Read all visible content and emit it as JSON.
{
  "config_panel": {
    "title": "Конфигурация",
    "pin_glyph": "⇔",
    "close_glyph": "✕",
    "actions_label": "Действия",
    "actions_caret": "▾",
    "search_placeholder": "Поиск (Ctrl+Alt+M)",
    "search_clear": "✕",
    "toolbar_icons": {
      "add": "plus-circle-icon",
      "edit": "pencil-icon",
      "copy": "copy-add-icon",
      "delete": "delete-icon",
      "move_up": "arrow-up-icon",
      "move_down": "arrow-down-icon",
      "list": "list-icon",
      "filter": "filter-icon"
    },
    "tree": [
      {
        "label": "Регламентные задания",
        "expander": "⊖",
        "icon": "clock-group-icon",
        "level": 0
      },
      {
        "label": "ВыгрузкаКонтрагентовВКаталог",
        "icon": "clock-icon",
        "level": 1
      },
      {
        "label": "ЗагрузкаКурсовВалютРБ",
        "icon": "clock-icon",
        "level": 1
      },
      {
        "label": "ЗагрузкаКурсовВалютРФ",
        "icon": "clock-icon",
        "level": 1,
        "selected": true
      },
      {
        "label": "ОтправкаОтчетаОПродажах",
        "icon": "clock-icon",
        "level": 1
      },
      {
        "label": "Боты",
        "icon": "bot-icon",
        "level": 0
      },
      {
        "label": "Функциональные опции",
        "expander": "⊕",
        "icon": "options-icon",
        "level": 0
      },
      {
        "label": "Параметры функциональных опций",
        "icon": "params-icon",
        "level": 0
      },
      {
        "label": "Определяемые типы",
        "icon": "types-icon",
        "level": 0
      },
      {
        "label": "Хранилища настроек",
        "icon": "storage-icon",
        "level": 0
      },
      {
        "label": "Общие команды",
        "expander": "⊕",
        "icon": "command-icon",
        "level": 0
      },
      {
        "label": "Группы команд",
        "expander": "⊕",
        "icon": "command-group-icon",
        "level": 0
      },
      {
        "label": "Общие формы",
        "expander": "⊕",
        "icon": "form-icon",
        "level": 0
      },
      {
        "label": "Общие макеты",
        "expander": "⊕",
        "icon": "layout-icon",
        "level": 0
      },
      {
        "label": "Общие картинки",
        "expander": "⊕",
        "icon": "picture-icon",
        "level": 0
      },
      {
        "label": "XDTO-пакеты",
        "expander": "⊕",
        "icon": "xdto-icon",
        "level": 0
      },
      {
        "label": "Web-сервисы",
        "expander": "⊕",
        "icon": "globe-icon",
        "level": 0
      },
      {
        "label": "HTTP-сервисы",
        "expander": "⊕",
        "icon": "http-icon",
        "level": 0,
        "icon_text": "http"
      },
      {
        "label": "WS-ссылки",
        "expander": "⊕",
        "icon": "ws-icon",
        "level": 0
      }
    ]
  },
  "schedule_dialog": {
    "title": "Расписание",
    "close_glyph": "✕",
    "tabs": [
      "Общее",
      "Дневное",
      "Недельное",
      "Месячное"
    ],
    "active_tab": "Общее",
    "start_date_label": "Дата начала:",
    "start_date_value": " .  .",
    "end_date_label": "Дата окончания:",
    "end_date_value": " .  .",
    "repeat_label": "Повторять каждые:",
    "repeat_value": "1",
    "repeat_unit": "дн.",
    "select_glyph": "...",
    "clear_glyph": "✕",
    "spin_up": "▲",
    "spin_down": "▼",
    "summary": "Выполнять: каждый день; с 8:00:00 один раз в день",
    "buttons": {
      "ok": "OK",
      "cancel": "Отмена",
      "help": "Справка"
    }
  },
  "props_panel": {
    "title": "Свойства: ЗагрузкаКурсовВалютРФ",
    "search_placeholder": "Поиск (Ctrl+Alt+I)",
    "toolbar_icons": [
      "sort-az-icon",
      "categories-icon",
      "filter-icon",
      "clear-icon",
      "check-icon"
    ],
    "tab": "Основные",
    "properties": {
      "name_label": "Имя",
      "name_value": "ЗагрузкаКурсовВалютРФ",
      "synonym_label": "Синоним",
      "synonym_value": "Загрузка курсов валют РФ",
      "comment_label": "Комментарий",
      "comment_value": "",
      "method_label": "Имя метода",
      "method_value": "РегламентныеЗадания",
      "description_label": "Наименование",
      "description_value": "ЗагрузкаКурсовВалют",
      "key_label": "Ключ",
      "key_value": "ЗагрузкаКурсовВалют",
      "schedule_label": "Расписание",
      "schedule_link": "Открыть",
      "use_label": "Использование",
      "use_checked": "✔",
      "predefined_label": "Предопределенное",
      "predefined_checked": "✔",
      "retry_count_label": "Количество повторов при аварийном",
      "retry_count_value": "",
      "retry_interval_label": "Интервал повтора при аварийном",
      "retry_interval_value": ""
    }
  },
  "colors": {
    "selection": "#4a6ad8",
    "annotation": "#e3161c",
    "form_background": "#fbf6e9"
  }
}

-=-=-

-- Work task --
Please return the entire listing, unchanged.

-- Solution to this task --
Read all visible content and emit it as JSON.
{
  "config_panel": {
    "title": "Конфигурация",
    "pin_glyph": "⇔",
    "close_glyph": "✕",
    "actions_label": "Действия",
    "actions_caret": "▾",
    "search_placeholder": "Поиск (Ctrl+Alt+M)",
    "search_clear": "✕",
    "toolbar_icons": {
      "add": "plus-circle-icon",
      "edit": "pencil-icon",
      "copy": "copy-add-icon",
      "delete": "delete-icon",
      "move_up": "arrow-up-icon",
      "move_down": "arrow-down-icon",
      "list": "list-icon",
      "filter": "filter-icon"
    },
    "tree": [
      {
        "label": "Регламентные задания",
        "expander": "⊖",
        "icon": "clock-group-icon",
        "level": 0
      },
      {
        "label": "ВыгрузкаКонтрагентовВКаталог",
        "icon": "clock-icon",
        "level": 1
      },
      {
        "label": "ЗагрузкаКурсовВалютРБ",
        "icon": "clock-icon",
        "level": 1
      },
      {
        "label": "ЗагрузкаКурсовВалютРФ",
        "icon": "clock-icon",
        "level": 1,
        "selected": true
      },
      {
        "label": "ОтправкаОтчетаОПродажах",
        "icon": "clock-icon",
        "level": 1
      },
      {
        "label": "Боты",
        "icon": "bot-icon",
        "level": 0
      },
      {
        "label": "Функциональные опции",
        "expander": "⊕",
        "icon": "options-icon",
        "level": 0
      },
      {
        "label": "Параметры функциональных опций",
        "icon": "params-icon",
        "level": 0
      },
      {
        "label": "Определяемые типы",
        "icon": "types-icon",
        "level": 0
      },
      {
        "label": "Хранилища настроек",
        "icon": "storage-icon",
        "level": 0
      },
      {
        "label": "Общие команды",
        "expander": "⊕",
        "icon": "command-icon",
        "level": 0
      },
      {
        "label": "Группы команд",
        "expander": "⊕",
        "icon": "command-group-icon",
        "level": 0
      },
      {
        "label": "Общие формы",
        "expander": "⊕",
        "icon": "form-icon",
        "level": 0
      },
      {
        "label": "Общие макеты",
        "expander": "⊕",
        "icon": "layout-icon",
        "level": 0
      },
      {
        "label": "Общие картинки",
        "expander": "⊕",
        "icon": "picture-icon",
        "level": 0
      },
      {
        "label": "XDTO-пакеты",
        "expander": "⊕",
        "icon": "xdto-icon",
        "level": 0
      },
      {
        "label": "Web-сервисы",
        "expander": "⊕",
        "icon": "globe-icon",
        "level": 0
      },
      {
        "label": "HTTP-сервисы",
        "expander": "⊕",
        "icon": "http-icon",
        "level": 0,
        "icon_text": "http"
      },
      {
        "label": "WS-ссылки",
        "expander": "⊕",
        "icon": "ws-icon",
        "level": 0
      }
    ]
  },
  "schedule_dialog": {
    "title": "Расписание",
    "close_glyph": "✕",
    "tabs": [
      "Общее",
      "Дневное",
      "Недельное",
      "Месячное"
    ],
    "active_tab": "Общее",
    "start_date_label": "Дата начала:",
    "start_date_value": " .  .",
    "end_date_label": "Дата окончания:",
    "end_date_value": " .  .",
    "repeat_label": "Повторять каждые:",
    "repeat_value": "1",
    "repeat_unit": "дн.",
    "select_glyph": "...",
    "clear_glyph": "✕",
    "spin_up": "▲",
    "spin_down": "▼",
    "summary": "Выполнять: каждый день; с 8:00:00 один раз в день",
    "buttons": {
      "ok": "OK",
      "cancel": "Отмена",
      "help": "Справка"
    }
  },
  "props_panel": {
    "title": "Свойства: ЗагрузкаКурсовВалютРФ",
    "search_placeholder": "Поиск (Ctrl+Alt+I)",
    "toolbar_icons": [
      "sort-az-icon",
      "categories-icon",
      "filter-icon",
      "clear-icon",
      "check-icon"
    ],
    "tab": "Основные",
    "properties": {
      "name_label": "Имя",
      "name_value": "ЗагрузкаКурсовВалютРФ",
      "synonym_label": "Синоним",
      "synonym_value": "Загрузка курсов валют РФ",
      "comment_label": "Комментарий",
      "comment_value": "",
      "method_label": "Имя метода",
      "method_value": "РегламентныеЗадания",
      "description_label": "Наименование",
      "description_value": "ЗагрузкаКурсовВалют",
      "key_label": "Ключ",
      "key_value": "ЗагрузкаКурсовВалют",
      "schedule_label": "Расписание",
      "schedule_link": "Открыть",
      "use_label": "Использование",
      "use_checked": "✔",
      "predefined_label": "Предопределенное",
      "predefined_checked": "✔",
      "retry_count_label": "Количество повторов при аварийном",
      "retry_count_value": "",
      "retry_interval_label": "Интервал повтора при аварийном",
      "retry_interval_value": ""
    }
  },
  "colors": {
    "selection": "#4a6ad8",
    "annotation": "#e3161c",
    "form_background": "#fbf6e9"
  }
}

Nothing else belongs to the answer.